- [WORK REQUEST] For this exercise, report every line of the material that includes "text".

________

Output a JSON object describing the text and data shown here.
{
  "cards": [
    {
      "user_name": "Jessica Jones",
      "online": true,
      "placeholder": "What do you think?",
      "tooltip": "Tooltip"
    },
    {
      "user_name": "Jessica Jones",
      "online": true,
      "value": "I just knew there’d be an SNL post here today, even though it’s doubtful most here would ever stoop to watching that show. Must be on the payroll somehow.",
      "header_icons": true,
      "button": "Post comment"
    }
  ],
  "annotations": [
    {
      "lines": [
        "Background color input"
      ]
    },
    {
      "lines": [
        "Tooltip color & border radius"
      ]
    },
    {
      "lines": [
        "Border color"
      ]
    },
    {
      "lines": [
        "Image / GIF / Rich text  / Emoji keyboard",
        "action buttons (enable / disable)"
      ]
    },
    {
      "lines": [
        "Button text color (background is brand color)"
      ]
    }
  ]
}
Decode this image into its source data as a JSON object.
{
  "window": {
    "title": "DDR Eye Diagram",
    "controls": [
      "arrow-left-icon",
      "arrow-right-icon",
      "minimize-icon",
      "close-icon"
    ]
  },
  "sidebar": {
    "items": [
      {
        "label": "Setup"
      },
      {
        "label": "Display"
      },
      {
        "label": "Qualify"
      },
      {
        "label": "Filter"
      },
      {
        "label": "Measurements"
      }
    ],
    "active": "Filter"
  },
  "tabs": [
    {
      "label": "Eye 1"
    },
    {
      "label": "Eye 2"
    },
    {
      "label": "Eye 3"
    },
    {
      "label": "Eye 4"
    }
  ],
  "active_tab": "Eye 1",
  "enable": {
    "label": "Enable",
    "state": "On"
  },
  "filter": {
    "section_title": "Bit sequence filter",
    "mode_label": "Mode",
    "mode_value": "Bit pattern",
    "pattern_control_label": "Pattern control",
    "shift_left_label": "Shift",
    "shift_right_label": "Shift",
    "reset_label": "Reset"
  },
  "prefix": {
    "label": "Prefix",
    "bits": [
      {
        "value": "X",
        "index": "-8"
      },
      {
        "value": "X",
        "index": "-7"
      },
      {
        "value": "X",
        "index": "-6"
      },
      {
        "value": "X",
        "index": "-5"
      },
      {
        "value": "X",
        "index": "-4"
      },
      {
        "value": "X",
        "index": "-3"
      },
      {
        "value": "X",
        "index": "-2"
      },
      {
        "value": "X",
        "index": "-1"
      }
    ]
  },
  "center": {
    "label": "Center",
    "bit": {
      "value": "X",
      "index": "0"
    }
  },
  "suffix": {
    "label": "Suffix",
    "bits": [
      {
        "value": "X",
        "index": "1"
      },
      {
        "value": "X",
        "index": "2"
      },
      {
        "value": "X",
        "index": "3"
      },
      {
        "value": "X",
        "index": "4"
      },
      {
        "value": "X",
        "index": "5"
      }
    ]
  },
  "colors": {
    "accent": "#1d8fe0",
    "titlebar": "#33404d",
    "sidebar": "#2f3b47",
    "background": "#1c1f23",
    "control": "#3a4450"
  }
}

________

- [PROBLEM SOLUTION]
Output a JSON object describing the text and data shown here.
        "Image / GIF / Rich text  / Emoji keyboard",
        "Button text color (background is brand color)"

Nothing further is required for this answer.